a light shining in the darkness

Despite a tragically foreshortened career, Hugo Distler (1908-1942) ranks among the leading figures of German sacred music in the first half of the last century. An illegitimate child raised by grandparents, the intensely devout Distler came of age in the free-wheeling interwar years of the Weimar Republic. Many commentators have depicted Distler as a victim hounded by disapproving officials of the Third Reich, though he was entrusted with and accepted prominent positions even as his private revulsion grew.
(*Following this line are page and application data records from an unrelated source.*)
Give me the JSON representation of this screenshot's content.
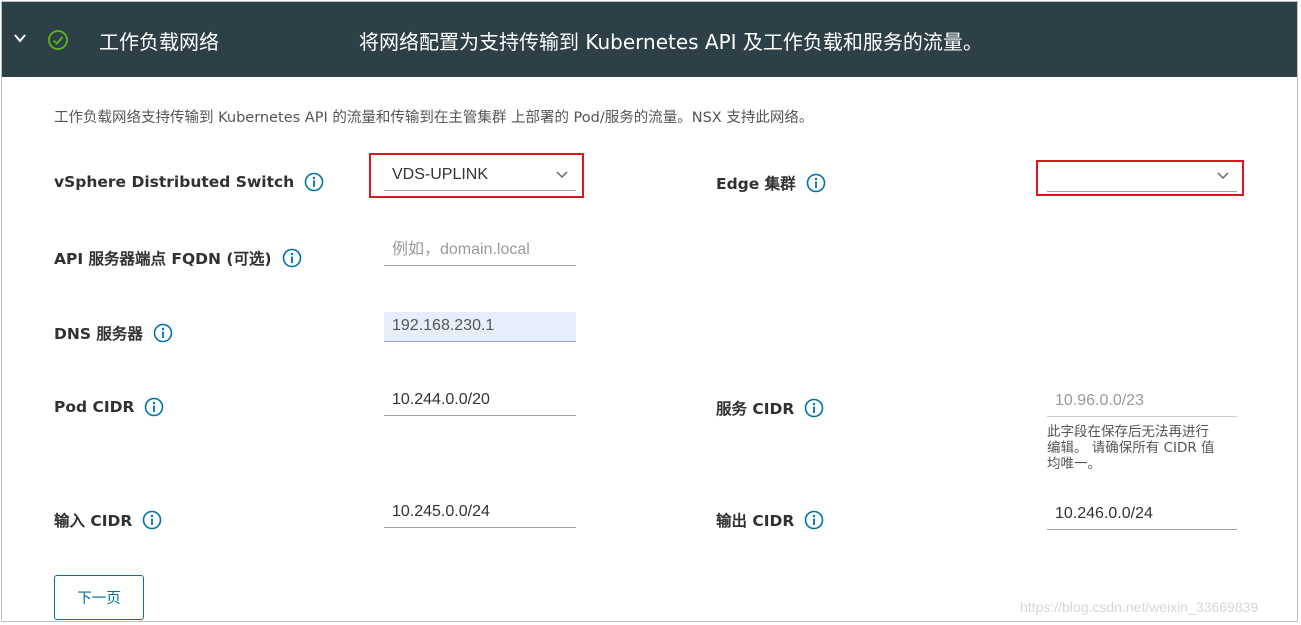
{
  "header": {
    "title": "工作负载网络",
    "description": "将网络配置为支持传输到 Kubernetes API 及工作负载和服务的流量。"
  },
  "intro": "工作负载网络支持传输到 Kubernetes API 的流量和传输到在主管集群 上部署的 Pod/服务的流量。NSX 支持此网络。",
  "fields": {
    "vds": {
      "label": "vSphere Distributed Switch",
      "value": "VDS-UPLINK"
    },
    "edge_cluster": {
      "label": "Edge 集群",
      "value": ""
    },
    "api_fqdn": {
      "label": "API 服务器端点 FQDN (可选)",
      "placeholder": "例如，domain.local"
    },
    "dns": {
      "label": "DNS 服务器",
      "value": "192.168.230.1"
    },
    "pod_cidr": {
      "label": "Pod CIDR",
      "value": "10.244.0.0/20"
    },
    "service_cidr": {
      "label": "服务 CIDR",
      "value": "10.96.0.0/23",
      "helper_lines": [
        "此字段在保存后无法再进行",
        "编辑。 请确保所有 CIDR 值",
        "均唯一。"
      ]
    },
    "ingress_cidr": {
      "label": "输入 CIDR",
      "value": "10.245.0.0/24"
    },
    "egress_cidr": {
      "label": "输出 CIDR",
      "value": "10.246.0.0/24"
    }
  },
  "buttons": {
    "next": "下一页"
  },
  "watermark": "https://blog.csdn.net/weixin_33669839",
  "colors": {
    "header_bg": "#2d4048",
    "info_icon": "#0072a3",
    "check_icon": "#5eb715",
    "highlight_box": "#e0151b",
    "dns_fill": "#e6eefb"
  }
}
Eventually Distler responded to the pressures of his situation by taking his life at the age of 34.  “It appears,” writes Nick Strimple in his survey of 20th-century choral music, “that he saw the futility of attempting to serve both God and Nazis, and came to terms with his own conscience unequivocally.”

Distler rejected the luxuriant subjectivity and lavish rhetoric of late Romanticism, championing in its place a revival of choral music inspired aesthetically by Renaissance and early Baroque masters and theologically by Reformation ideals. In a way, Distler’s choral and organ works take the populist notion of Gebrauchsmusik that emerged in the 1920s — music meant to be part of life rather than art for art’s sake — and adapt it to the spiritual realm. Die Weihnachtsgeschichte (The Christmas Story, op. 10), composed in 1933 during his tenure as organist at the Church of St. Jacobi in Lübeck, marries his revival of earlier forms with music intended for worship, though the clarity of its sound world belies the technical challenges the score poses for the singers. – from program notes by Thomas May